── The input ──

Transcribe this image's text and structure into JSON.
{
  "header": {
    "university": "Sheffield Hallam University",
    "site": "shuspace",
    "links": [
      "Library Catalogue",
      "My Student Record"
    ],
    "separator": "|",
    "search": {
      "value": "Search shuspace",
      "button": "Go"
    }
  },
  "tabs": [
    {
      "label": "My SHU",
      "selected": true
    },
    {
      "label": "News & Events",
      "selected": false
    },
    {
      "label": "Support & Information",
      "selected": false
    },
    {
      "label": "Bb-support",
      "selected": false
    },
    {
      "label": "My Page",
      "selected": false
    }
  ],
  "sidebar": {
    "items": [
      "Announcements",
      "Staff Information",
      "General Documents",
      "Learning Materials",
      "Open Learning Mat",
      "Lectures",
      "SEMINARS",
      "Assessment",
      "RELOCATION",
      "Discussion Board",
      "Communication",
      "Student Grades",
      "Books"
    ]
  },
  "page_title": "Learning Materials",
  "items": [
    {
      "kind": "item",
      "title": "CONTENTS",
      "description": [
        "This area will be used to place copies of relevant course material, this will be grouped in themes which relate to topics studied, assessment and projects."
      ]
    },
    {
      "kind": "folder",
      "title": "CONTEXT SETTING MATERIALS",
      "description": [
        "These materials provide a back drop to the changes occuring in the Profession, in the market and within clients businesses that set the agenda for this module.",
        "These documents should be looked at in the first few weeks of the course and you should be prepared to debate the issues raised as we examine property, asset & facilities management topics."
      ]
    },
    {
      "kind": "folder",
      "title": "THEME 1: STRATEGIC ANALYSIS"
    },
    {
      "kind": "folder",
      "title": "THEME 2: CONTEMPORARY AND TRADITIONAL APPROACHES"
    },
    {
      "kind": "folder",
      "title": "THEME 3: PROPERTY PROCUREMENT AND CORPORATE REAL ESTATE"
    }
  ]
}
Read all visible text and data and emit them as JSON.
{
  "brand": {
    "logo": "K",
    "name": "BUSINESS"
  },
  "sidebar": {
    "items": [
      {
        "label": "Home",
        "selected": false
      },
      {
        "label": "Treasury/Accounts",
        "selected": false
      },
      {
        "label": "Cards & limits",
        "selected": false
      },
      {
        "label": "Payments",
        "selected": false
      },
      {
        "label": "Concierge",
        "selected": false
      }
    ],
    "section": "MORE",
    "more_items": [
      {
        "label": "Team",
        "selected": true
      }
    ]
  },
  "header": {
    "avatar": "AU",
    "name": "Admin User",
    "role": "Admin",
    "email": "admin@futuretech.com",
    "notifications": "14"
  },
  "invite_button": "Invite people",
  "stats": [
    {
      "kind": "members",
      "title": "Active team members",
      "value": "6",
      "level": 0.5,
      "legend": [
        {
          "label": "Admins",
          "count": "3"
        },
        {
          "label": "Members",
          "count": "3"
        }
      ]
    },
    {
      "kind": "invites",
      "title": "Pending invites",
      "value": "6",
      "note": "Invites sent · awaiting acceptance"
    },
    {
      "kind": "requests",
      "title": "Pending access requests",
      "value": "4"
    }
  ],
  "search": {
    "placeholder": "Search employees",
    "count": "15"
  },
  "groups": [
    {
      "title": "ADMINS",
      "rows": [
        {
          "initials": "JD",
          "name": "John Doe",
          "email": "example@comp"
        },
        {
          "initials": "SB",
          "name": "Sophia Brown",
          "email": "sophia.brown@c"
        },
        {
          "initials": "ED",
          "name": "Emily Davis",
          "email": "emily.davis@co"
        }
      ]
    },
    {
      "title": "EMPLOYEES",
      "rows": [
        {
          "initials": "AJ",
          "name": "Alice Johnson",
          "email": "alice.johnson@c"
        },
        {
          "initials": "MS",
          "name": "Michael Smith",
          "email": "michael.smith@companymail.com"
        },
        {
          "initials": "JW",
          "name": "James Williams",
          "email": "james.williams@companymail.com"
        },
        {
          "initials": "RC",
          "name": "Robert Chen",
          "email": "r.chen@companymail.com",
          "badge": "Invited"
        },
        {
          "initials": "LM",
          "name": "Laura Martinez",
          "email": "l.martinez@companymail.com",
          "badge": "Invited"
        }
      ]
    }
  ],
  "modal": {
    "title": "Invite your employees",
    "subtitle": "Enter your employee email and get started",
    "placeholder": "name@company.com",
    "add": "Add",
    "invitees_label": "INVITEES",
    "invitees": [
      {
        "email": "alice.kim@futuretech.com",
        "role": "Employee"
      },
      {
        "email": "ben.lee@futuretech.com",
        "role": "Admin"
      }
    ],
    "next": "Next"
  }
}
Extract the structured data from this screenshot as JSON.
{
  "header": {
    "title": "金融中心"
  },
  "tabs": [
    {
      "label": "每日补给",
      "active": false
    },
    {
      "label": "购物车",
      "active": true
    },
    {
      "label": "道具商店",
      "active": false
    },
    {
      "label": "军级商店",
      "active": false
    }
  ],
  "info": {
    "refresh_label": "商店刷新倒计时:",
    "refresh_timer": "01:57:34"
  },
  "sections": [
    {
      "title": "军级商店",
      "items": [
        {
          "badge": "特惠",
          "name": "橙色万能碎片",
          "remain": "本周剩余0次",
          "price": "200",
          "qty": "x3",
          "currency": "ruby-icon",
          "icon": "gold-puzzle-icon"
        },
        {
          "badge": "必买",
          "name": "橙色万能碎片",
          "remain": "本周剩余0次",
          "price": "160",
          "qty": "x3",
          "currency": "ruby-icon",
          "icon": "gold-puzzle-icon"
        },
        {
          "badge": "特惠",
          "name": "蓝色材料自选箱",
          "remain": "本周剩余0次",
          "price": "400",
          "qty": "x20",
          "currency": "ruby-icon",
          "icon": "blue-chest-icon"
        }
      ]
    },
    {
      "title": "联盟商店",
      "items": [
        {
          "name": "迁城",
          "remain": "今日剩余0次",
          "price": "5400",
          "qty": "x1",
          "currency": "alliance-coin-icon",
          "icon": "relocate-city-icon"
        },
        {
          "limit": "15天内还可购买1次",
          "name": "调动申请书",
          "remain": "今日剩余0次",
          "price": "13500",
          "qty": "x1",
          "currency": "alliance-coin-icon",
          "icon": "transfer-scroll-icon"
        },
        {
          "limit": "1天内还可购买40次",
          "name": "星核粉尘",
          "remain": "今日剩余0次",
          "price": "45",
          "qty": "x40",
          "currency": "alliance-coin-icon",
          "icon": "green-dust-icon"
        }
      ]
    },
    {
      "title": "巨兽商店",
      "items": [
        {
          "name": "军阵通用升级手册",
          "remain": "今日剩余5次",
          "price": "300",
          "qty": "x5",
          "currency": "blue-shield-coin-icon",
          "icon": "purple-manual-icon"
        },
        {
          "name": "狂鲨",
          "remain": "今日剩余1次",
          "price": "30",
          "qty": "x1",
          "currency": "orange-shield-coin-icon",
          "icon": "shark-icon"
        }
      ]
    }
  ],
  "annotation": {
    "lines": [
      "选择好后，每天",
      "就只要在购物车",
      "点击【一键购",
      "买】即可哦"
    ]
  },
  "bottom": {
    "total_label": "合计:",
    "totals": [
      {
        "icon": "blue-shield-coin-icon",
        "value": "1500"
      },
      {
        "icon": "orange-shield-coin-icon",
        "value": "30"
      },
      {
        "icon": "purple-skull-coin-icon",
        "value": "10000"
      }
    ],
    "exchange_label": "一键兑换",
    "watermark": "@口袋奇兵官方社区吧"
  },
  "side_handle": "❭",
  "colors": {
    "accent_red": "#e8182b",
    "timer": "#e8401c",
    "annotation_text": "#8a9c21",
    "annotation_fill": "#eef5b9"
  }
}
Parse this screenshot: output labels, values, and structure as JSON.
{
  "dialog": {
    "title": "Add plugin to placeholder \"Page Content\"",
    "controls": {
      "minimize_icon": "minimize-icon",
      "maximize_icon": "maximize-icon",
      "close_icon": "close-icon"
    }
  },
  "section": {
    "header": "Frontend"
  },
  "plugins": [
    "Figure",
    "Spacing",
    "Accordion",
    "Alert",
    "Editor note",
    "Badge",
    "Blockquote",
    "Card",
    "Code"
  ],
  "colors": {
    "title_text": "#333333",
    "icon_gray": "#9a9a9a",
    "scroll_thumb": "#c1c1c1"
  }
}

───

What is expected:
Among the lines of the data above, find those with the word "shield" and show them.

Result for this exercise:
          "currency": "blue-shield-coin-icon",
          "currency": "orange-shield-coin-icon",
        "icon": "blue-shield-coin-icon",
        "icon": "orange-shield-coin-icon",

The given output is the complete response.